Verily has unveiled its long-discussed wearable health tracker, Study Watch. The Alphabet unit formerly known as Google Life Sciences has designed the watch to meet the needs of clinical trials and the patients they monitor, resulting in an unobtrusive device with a long battery life.
Focusing on researchers, rather than consumers, has resulted in a device that is notably different from wearables from Apple, Fitbit and other manufacturers. Some of the standout features of Study Watch are those designed to ensure research participants keep wearing it for the duration of the trial and cut the risk of data loss.
These features reflect investigator concerns about the impact on data quality of subjects failing to wear the device or upload results from it, as well as everyone’s worries about the security of health and research data. To mitigate these risks, Study Watch has a longer battery life, more storage and a greater focus on security than is typical.

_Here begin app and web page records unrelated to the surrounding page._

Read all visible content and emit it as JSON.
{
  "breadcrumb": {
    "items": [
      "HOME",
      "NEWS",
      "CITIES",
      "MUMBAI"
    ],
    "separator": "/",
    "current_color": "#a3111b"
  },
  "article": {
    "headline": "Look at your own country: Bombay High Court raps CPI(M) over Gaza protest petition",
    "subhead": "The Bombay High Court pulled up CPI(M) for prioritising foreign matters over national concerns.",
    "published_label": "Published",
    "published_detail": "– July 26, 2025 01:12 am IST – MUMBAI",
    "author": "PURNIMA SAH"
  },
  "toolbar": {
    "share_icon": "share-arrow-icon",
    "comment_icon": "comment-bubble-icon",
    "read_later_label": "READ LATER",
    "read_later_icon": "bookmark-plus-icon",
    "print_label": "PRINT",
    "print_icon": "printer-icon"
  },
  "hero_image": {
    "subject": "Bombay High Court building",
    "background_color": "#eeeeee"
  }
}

At one week, the battery life of Study Watch exceeds that of many wearables, although it falls well short of the one year achieved by Garmin’s vivofit. With patients only having to take off the device to charge once a week, there are fewer opportunities for subjects to forget to put Study Watch back on than there are for other devices with battery lives of one to five days. The design of the device, which looks like a normal watch and does little other than tell the time, is also intended to make people comfortable with wearing it day to day.
This is one way Verily has designed Study Watch to deliver research-grade data. Another is the focus on security. Data kept on the device are encrypted before being uploaded to the cloud. And the amount of storage on Study Watch means users can go an unusually long time between syncing.
Image Credit: Verily